The unprecedented repercussion of this was borne by Madhesis who were labelled as Indians and treated like colonised people. One of the most revealing examples of this is the way revenue is shared. While Nepal’s Tarai produced 90 percent of the food grain and generated the maximum amount of revenue, its share of development funds was almost nil, and all the income was channelised to Kathmandu. It is much like the case of East and West Pakistan where all the revenue generated in East Pakistan was used for the development of West Pakistan.
Like Pakistan, Nepal has seen multiple coups at the hands of the monarch who was also the commander-in-chief of the army. Amid these coups d’état which happened every 10 years, some politicians have fought for democracy. However, the co-option of the leaders with the ruling regime has been apparent during every effort to institutionalise democracy. It has never been possible to pull the leaders away from their unscrupulous pursuit of power to promote progressive, political and social reforms in a decisive manner. This has so far been the defining feature of Nepal’s political trajectory.
After Jana Andolan II
During the nine years Nepal spent in drafting the Constitution, unscrupulous manoeuvrings for power by leaders and bureaucrats led to a loss of initiative for democracy. Moreover, the Constitution delivered through this beleaguered process guided by devious motives can at best be defined as regressive. A compelling example is the federal model carved in complete contradiction to the demands of Madhesis. Tarai provinces were merged into Pahad provinces much like the ‘one-unit approach’ adopted by Ayub Khan of Pakistan which merged East and West Pakistan territories much to the offence of Bengalis. The reservation system was waylaid to complement the one-unit approach. The 40 percent reservation for Bengal was divided among Punjabis and West Pakistan provinces and Bahawalpur as per the provincial demarcation that did not translate into any benefit for Bengalis vis-à-vis catching up with the dominant Punjabis. These factors culminated in the secession of Bangladesh.
In the same way the one-unit approach worked in Pakistan, Madhesis have been made a minority in almost all the provinces except Province 2. The 45 percent proportional representation doesn’t do much good to Madhesis as it includes historically privileged groups like Khas-Arya and general groups like youth and women. Such an ambiguous approach has ensured over-representation of the dominant community. Nepali leaders do not need to think about economic and social reforms and can engage in the pursuit of power and cultivate populist nationalism based on anti-India sentiments. Nepal has successfully managed a large exodus of youths to foreign countries which has prevented extremism from growing.
However, such futile tactics do not provide a sustainable solution. Unlike in Pakistan, the chances of secession are negligible in the given geo-political scenario, but the growing influence of the Alliance for Independent Madhes (AIM) led by CK Raut on the youths in Madhes cannot be overlooked. Therefore, secession or no secession, it has turned Madhes into a hotbed of conflict. In addition, the army-elite nexus that unfolded during Madhes Movement 3 does not provide any better prospects either. Importantly, the army is still a long way from assuming the role of a civilian army while its integration into the civilian ambit is an important determining factor of democracy. Pakistan provides a fine example of what such a failure can lead to. Nepal at the moment is passing through a fragile democratic transition. If not handled with caution, it is not unlikely that Nepal will descend into an endless loop of instability.

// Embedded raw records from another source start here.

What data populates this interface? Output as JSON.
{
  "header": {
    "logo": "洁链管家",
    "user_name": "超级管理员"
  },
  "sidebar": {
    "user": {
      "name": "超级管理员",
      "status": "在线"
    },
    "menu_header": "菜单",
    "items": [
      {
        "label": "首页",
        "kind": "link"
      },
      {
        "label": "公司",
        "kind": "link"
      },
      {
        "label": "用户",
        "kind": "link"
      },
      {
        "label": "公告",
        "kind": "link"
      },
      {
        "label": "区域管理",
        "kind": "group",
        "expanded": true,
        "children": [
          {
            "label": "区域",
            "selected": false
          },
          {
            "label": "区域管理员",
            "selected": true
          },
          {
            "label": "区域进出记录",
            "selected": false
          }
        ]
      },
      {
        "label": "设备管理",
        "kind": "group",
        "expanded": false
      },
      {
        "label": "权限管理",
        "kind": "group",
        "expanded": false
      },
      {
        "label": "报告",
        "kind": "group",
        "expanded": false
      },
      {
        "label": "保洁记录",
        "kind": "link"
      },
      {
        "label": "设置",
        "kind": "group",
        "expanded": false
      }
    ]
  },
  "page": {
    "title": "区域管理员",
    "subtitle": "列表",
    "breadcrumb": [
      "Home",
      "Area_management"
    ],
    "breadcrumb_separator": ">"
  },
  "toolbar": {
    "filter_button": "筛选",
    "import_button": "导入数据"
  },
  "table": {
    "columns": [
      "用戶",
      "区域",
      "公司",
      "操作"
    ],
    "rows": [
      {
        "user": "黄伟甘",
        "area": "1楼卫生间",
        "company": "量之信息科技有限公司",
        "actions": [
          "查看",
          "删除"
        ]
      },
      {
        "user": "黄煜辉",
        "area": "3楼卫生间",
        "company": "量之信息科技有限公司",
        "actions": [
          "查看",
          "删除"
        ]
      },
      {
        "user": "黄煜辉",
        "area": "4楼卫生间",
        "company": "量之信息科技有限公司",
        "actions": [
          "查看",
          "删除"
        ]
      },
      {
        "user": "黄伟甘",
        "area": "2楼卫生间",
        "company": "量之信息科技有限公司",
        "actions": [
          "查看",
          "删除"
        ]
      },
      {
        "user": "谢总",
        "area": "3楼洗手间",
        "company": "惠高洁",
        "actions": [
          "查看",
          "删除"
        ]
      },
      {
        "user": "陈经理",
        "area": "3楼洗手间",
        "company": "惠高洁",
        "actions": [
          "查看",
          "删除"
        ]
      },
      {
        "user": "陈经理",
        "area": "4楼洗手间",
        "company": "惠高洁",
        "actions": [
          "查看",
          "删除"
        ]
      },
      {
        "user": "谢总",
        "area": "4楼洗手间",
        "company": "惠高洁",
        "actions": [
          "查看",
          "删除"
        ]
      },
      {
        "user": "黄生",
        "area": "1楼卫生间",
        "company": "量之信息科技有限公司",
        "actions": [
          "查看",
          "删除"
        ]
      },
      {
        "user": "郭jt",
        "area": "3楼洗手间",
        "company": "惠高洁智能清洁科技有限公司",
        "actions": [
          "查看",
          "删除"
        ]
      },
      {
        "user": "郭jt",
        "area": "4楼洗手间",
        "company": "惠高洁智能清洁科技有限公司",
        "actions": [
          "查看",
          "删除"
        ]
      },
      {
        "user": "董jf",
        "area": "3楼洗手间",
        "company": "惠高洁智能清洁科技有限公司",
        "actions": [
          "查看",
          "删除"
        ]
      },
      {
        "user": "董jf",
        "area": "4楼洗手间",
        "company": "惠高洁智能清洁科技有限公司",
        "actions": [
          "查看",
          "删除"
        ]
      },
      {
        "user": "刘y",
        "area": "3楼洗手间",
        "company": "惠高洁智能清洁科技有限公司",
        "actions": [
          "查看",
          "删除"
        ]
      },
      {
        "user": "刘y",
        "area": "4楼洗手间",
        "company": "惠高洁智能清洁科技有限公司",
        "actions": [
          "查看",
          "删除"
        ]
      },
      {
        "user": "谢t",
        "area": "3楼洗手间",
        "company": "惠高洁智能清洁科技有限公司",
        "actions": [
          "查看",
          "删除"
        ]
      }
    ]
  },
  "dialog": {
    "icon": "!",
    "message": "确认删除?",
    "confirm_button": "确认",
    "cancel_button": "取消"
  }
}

Jha holds a master’s degree in Social Work from Tata Institute of Social Sciences